Referring to teachers in the Senate gallery who booed Sen. Joe Bowen, the Republican sponsor of the pension bill, and those who he said had picketed the business of Bowen, Bevin said, “That’s the kind of thug mentality that’s being dealt with.”

Asserting that protesting teachers don’t give him credit for being the first governor in over a decade to fully fund pension plans, Bevin asked, “How do you possibly make progress with people who either don’t understand what’s being said to them, or don’t care?”

Bevin then aimed his focus on the Kentucky Education Association — the largest teachers’ union in the state — saying that pension reform is a threat to their power and money, as they’ve invested in candidates who have ignored the pension crisis. He added that “maybe it’s a union tactic to make the teachers dependent on them, and not on their own savings.”

Asked about the wave of criticism and the political hit he’s taken over the pension bill, Bevin said that is what happens when you take on large problems like the state’s pension system that have been long neglected, adding that, “I don’t care about the political ramifications of it at all.”

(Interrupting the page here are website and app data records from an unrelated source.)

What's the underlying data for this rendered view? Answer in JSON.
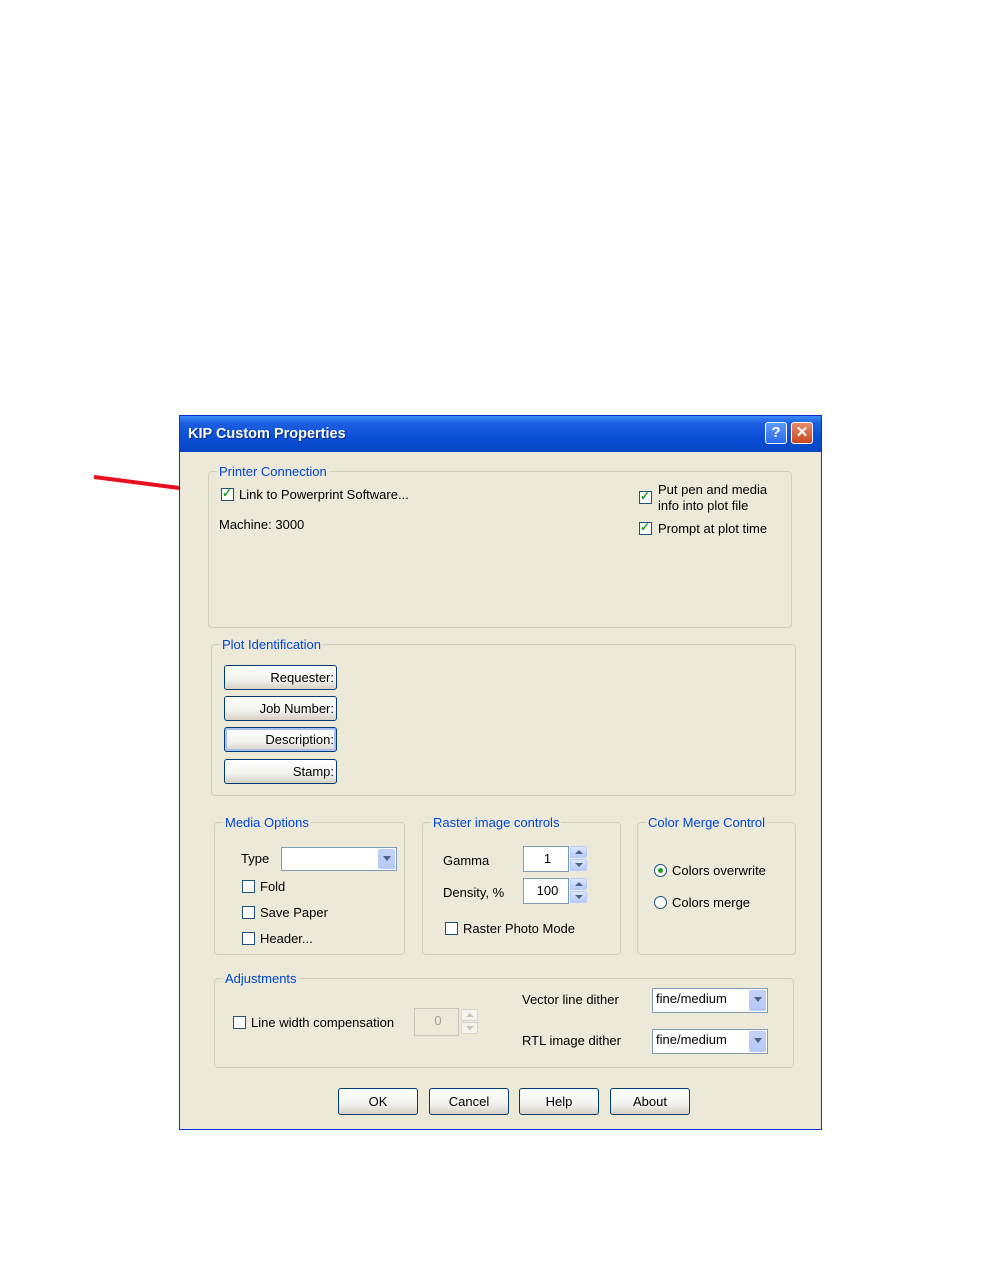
{
  "window": {
    "title": "KIP Custom Properties",
    "help_glyph": "?",
    "close_glyph": "✕"
  },
  "printer_connection": {
    "legend": "Printer Connection",
    "link_label": "Link to Powerprint Software...",
    "link_checked": true,
    "machine": "Machine: 3000",
    "put_pen_label_line1": "Put pen and media",
    "put_pen_label_line2": "info into plot file",
    "put_pen_checked": true,
    "prompt_label": "Prompt at plot time",
    "prompt_checked": true
  },
  "plot_identification": {
    "legend": "Plot Identification",
    "buttons": [
      "Requester:",
      "Job Number:",
      "Description:",
      "Stamp:"
    ]
  },
  "media_options": {
    "legend": "Media Options",
    "type_label": "Type",
    "type_value": "",
    "fold_label": "Fold",
    "save_paper_label": "Save Paper",
    "header_label": "Header..."
  },
  "raster": {
    "legend": "Raster image controls",
    "gamma_label": "Gamma",
    "gamma_value": "1",
    "density_label": "Density, %",
    "density_value": "100",
    "photo_mode_label": "Raster Photo Mode"
  },
  "color_merge": {
    "legend": "Color Merge Control",
    "overwrite_label": "Colors overwrite",
    "merge_label": "Colors merge",
    "selected": "overwrite"
  },
  "adjustments": {
    "legend": "Adjustments",
    "line_width_label": "Line width compensation",
    "line_width_value": "0",
    "vector_dither_label": "Vector line dither",
    "vector_dither_value": "fine/medium",
    "rtl_dither_label": "RTL image dither",
    "rtl_dither_value": "fine/medium"
  },
  "footer": {
    "ok": "OK",
    "cancel": "Cancel",
    "help": "Help",
    "about": "About"
  },
  "colors": {
    "titlebar": "#0a4ed6",
    "dialog_bg": "#ece9d8",
    "legend": "#0046d5",
    "arrow": "#e8101e"
  }
}
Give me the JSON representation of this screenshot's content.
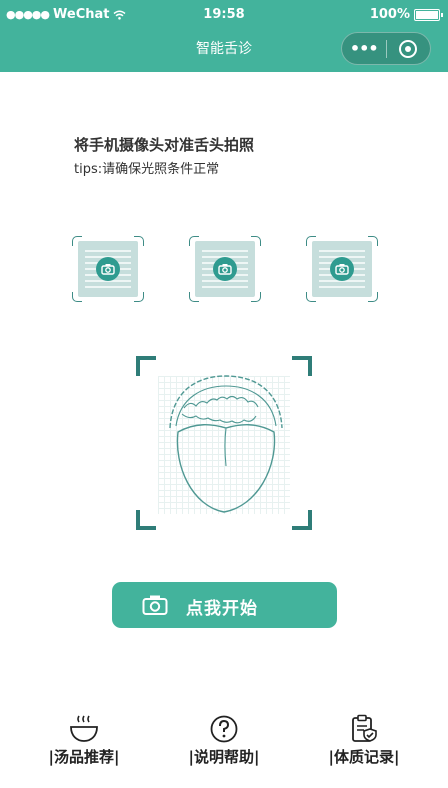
{
  "status_bar": {
    "signal": "●●●●●",
    "carrier": "WeChat",
    "time": "19:58",
    "battery": "100%"
  },
  "nav": {
    "title": "智能舌诊",
    "more_label": "•••"
  },
  "content": {
    "instruction": "将手机摄像头对准舌头拍照",
    "tips": "tips:请确保光照条件正常"
  },
  "start_button": {
    "label": "点我开始",
    "icon": "camera-icon"
  },
  "tabbar": {
    "items": [
      {
        "label": "|汤品推荐|",
        "icon": "soup-bowl-icon"
      },
      {
        "label": "|说明帮助|",
        "icon": "help-icon"
      },
      {
        "label": "|体质记录|",
        "icon": "clipboard-check-icon"
      }
    ]
  },
  "colors": {
    "brand": "#43b39c",
    "accent_dark": "#2f7d78",
    "sample_card": "#c6dedc"
  }
}
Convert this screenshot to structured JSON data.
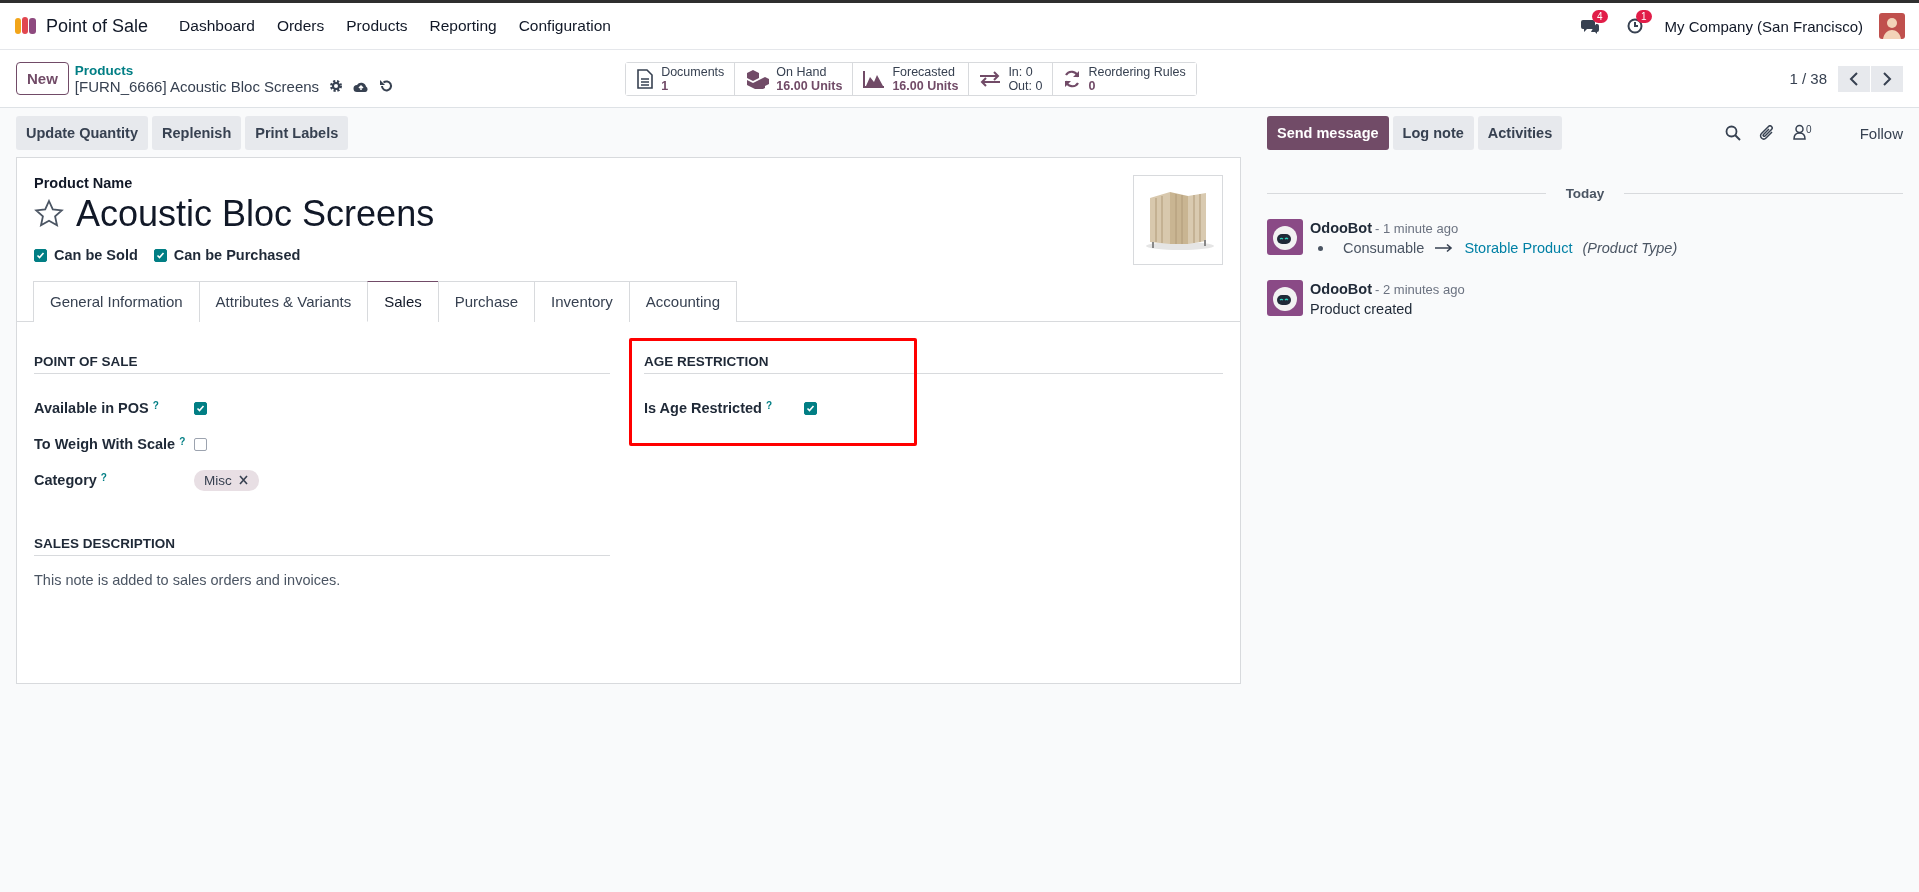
{
  "navbar": {
    "app": "Point of Sale",
    "menu": [
      "Dashboard",
      "Orders",
      "Products",
      "Reporting",
      "Configuration"
    ],
    "messages_count": "4",
    "activities_count": "1",
    "company": "My Company (San Francisco)"
  },
  "control_panel": {
    "new_button": "New",
    "breadcrumb": "Products",
    "record": "[FURN_6666] Acoustic Bloc Screens",
    "smart_buttons": [
      {
        "kind": "documents",
        "label": "Documents",
        "value": "1"
      },
      {
        "kind": "on_hand",
        "label": "On Hand",
        "value": "16.00 Units"
      },
      {
        "kind": "forecasted",
        "label": "Forecasted",
        "value": "16.00 Units"
      },
      {
        "kind": "in_out",
        "label": "In: 0",
        "value": "Out: 0"
      },
      {
        "kind": "reordering",
        "label": "Reordering Rules",
        "value": "0"
      }
    ],
    "pager": "1 / 38"
  },
  "action_buttons": [
    "Update Quantity",
    "Replenish",
    "Print Labels"
  ],
  "form": {
    "name_label": "Product Name",
    "name": "Acoustic Bloc Screens",
    "favorite": false,
    "flags": [
      {
        "label": "Can be Sold",
        "checked": true
      },
      {
        "label": "Can be Purchased",
        "checked": true
      }
    ],
    "tabs": [
      {
        "label": "General Information",
        "selected": false
      },
      {
        "label": "Attributes & Variants",
        "selected": false
      },
      {
        "label": "Sales",
        "selected": true
      },
      {
        "label": "Purchase",
        "selected": false
      },
      {
        "label": "Inventory",
        "selected": false
      },
      {
        "label": "Accounting",
        "selected": false
      }
    ],
    "sections": [
      {
        "title": "POINT OF SALE",
        "highlighted": false,
        "fields": [
          {
            "kind": "checkbox",
            "label": "Available in POS",
            "help": "?",
            "checked": true
          },
          {
            "kind": "checkbox",
            "label": "To Weigh With Scale",
            "help": "?",
            "checked": false
          },
          {
            "kind": "tags",
            "label": "Category",
            "help": "?",
            "tags": [
              "Misc"
            ]
          }
        ]
      },
      {
        "title": "AGE RESTRICTION",
        "highlighted": true,
        "fields": [
          {
            "kind": "checkbox",
            "label": "Is Age Restricted",
            "help": "?",
            "checked": true
          }
        ]
      }
    ],
    "sales_description": {
      "title": "SALES DESCRIPTION",
      "text": "This note is added to sales orders and invoices."
    }
  },
  "chatter": {
    "buttons": [
      {
        "label": "Send message",
        "primary": true
      },
      {
        "label": "Log note",
        "primary": false
      },
      {
        "label": "Activities",
        "primary": false
      }
    ],
    "followers_count": "0",
    "follow": "Follow",
    "date_separator": "Today",
    "messages": [
      {
        "kind": "tracking",
        "author": "OdooBot",
        "time": "- 1 minute ago",
        "old_value": "Consumable",
        "new_value": "Storable Product",
        "field": "(Product Type)"
      },
      {
        "kind": "note",
        "author": "OdooBot",
        "time": "- 2 minutes ago",
        "body": "Product created"
      }
    ]
  }
}
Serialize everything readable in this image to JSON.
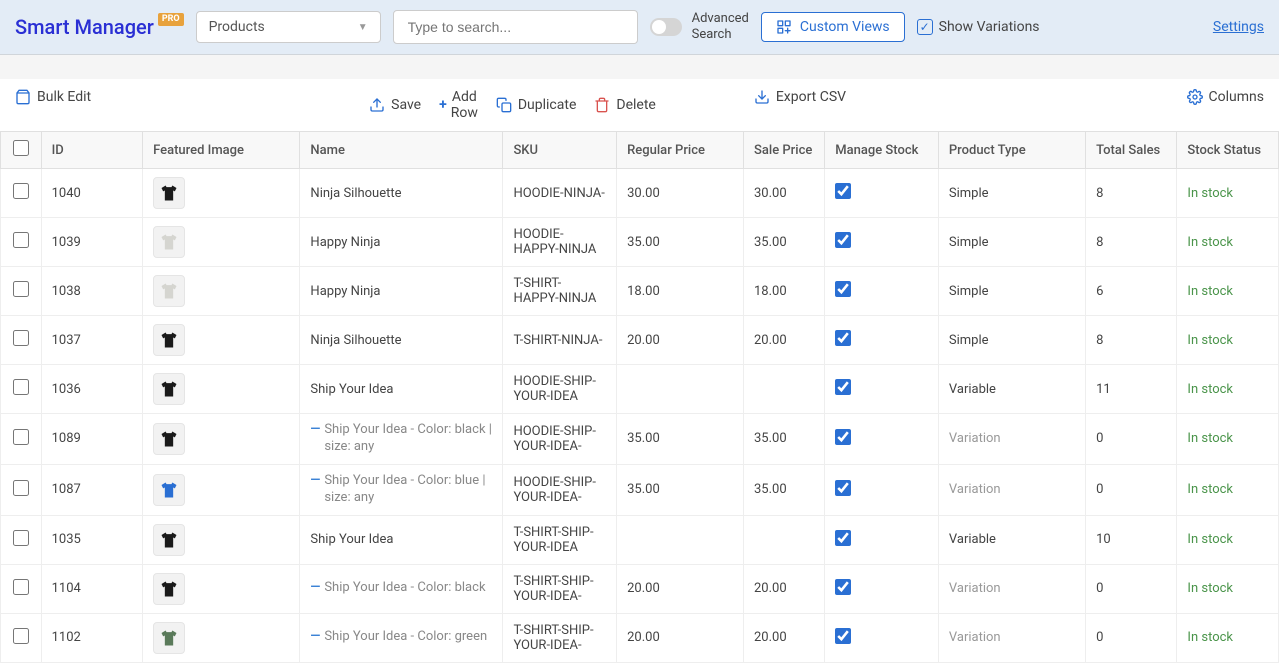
{
  "brand": {
    "name": "Smart Manager",
    "badge": "PRO"
  },
  "dropdown": {
    "selected": "Products"
  },
  "search": {
    "placeholder": "Type to search..."
  },
  "advanced_search": "Advanced Search",
  "custom_views": "Custom Views",
  "show_variations": "Show Variations",
  "settings": "Settings",
  "toolbar": {
    "bulk_edit": "Bulk Edit",
    "save": "Save",
    "add_row": "Add Row",
    "duplicate": "Duplicate",
    "delete": "Delete",
    "export_csv": "Export CSV",
    "columns": "Columns"
  },
  "columns": [
    "ID",
    "Featured Image",
    "Name",
    "SKU",
    "Regular Price",
    "Sale Price",
    "Manage Stock",
    "Product Type",
    "Total Sales",
    "Stock Status"
  ],
  "rows": [
    {
      "id": "1040",
      "thumb_bg": "#f2f2f2",
      "thumb_glyph": "👕",
      "thumb_color": "#1a1a1a",
      "name": "Ninja Silhouette",
      "variation": false,
      "sku": "HOODIE-NINJA-",
      "rprice": "30.00",
      "sprice": "30.00",
      "mstock": true,
      "ptype": "Simple",
      "ptype_variation": false,
      "sales": "8",
      "status": "In stock"
    },
    {
      "id": "1039",
      "thumb_bg": "#f2f2f2",
      "thumb_glyph": "👕",
      "thumb_color": "#d5d5d0",
      "name": "Happy Ninja",
      "variation": false,
      "sku": "HOODIE-HAPPY-NINJA",
      "rprice": "35.00",
      "sprice": "35.00",
      "mstock": true,
      "ptype": "Simple",
      "ptype_variation": false,
      "sales": "8",
      "status": "In stock"
    },
    {
      "id": "1038",
      "thumb_bg": "#f2f2f2",
      "thumb_glyph": "👕",
      "thumb_color": "#d5d5d0",
      "name": "Happy Ninja",
      "variation": false,
      "sku": "T-SHIRT-HAPPY-NINJA",
      "rprice": "18.00",
      "sprice": "18.00",
      "mstock": true,
      "ptype": "Simple",
      "ptype_variation": false,
      "sales": "6",
      "status": "In stock"
    },
    {
      "id": "1037",
      "thumb_bg": "#f2f2f2",
      "thumb_glyph": "👕",
      "thumb_color": "#1a1a1a",
      "name": "Ninja Silhouette",
      "variation": false,
      "sku": "T-SHIRT-NINJA-",
      "rprice": "20.00",
      "sprice": "20.00",
      "mstock": true,
      "ptype": "Simple",
      "ptype_variation": false,
      "sales": "8",
      "status": "In stock"
    },
    {
      "id": "1036",
      "thumb_bg": "#f2f2f2",
      "thumb_glyph": "👕",
      "thumb_color": "#1a1a1a",
      "name": "Ship Your Idea",
      "variation": false,
      "sku": "HOODIE-SHIP-YOUR-IDEA",
      "rprice": "",
      "sprice": "",
      "mstock": true,
      "ptype": "Variable",
      "ptype_variation": false,
      "sales": "11",
      "status": "In stock"
    },
    {
      "id": "1089",
      "thumb_bg": "#f2f2f2",
      "thumb_glyph": "👕",
      "thumb_color": "#1a1a1a",
      "name": "Ship Your Idea - Color: black | size: any",
      "variation": true,
      "sku": "HOODIE-SHIP-YOUR-IDEA-",
      "rprice": "35.00",
      "sprice": "35.00",
      "mstock": true,
      "ptype": "Variation",
      "ptype_variation": true,
      "sales": "0",
      "status": "In stock"
    },
    {
      "id": "1087",
      "thumb_bg": "#f2f2f2",
      "thumb_glyph": "👕",
      "thumb_color": "#2a6fd3",
      "name": "Ship Your Idea - Color: blue | size: any",
      "variation": true,
      "sku": "HOODIE-SHIP-YOUR-IDEA-",
      "rprice": "35.00",
      "sprice": "35.00",
      "mstock": true,
      "ptype": "Variation",
      "ptype_variation": true,
      "sales": "0",
      "status": "In stock"
    },
    {
      "id": "1035",
      "thumb_bg": "#f2f2f2",
      "thumb_glyph": "👕",
      "thumb_color": "#1a1a1a",
      "name": "Ship Your Idea",
      "variation": false,
      "sku": "T-SHIRT-SHIP-YOUR-IDEA",
      "rprice": "",
      "sprice": "",
      "mstock": true,
      "ptype": "Variable",
      "ptype_variation": false,
      "sales": "10",
      "status": "In stock"
    },
    {
      "id": "1104",
      "thumb_bg": "#f2f2f2",
      "thumb_glyph": "👕",
      "thumb_color": "#1a1a1a",
      "name": "Ship Your Idea - Color: black",
      "variation": true,
      "sku": "T-SHIRT-SHIP-YOUR-IDEA-",
      "rprice": "20.00",
      "sprice": "20.00",
      "mstock": true,
      "ptype": "Variation",
      "ptype_variation": true,
      "sales": "0",
      "status": "In stock"
    },
    {
      "id": "1102",
      "thumb_bg": "#f2f2f2",
      "thumb_glyph": "👕",
      "thumb_color": "#5a7a5a",
      "name": "Ship Your Idea - Color: green",
      "variation": true,
      "sku": "T-SHIRT-SHIP-YOUR-IDEA-",
      "rprice": "20.00",
      "sprice": "20.00",
      "mstock": true,
      "ptype": "Variation",
      "ptype_variation": true,
      "sales": "0",
      "status": "In stock"
    }
  ]
}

Bevin said that politicians who stand up and make the tough choices usually increase their chances of being reelected, “because 90 percent of people may be quiet in times like this, but they still vote, and they want to see progress made, they want to see things being done. I don’t worry about it at all, and other people shouldn’t either. The best thing you can do is just stay off social media and ignore the crazies.”

The governor also targeted school systems that have chosen to close schools on certain days so teachers can come to Frankfort and protest, saying that parents of those schools should be angry at their “hypocrisy.”

A spokesman for the KEA said that the teachers’ union would have no comment about Bevin’s latest comments.

At the event in Murray on Tuesday, WKMS also reported that Bevin stood by his statement from last week that “teachers are the only people to get raises after they retire” by receiving cost-of-living adjustments, even though the teachers present pointed out that anyone on Social Security — which teachers in Kentucky are not eligible for — gets the same adjustments. Bevin also continued his rejection of calls for more revenue to be created for the pension system by expanding casino gaming and legalizing marijuana.

Brent McKim, the president of the Jefferson County Teachers Association, told Insider Louisville in a statement that “the Governor’s attitude displays a deep disrespect for teachers and other education employees when he clearly views anyone with a different opinion from his as being ‘ignorant’ or ‘crazy.’

McKim added that in Bevin’s two recent radio interviews, “it was the Governor himself who demonstrated a lack of understanding of the issues,” including his claims that no one except for teachers gets cost-of-living increases after retirement and that teachers’ salaries in Kentucky are higher than all of its surrounding states.

This story has been updated with reaction from the KEA and JCTA.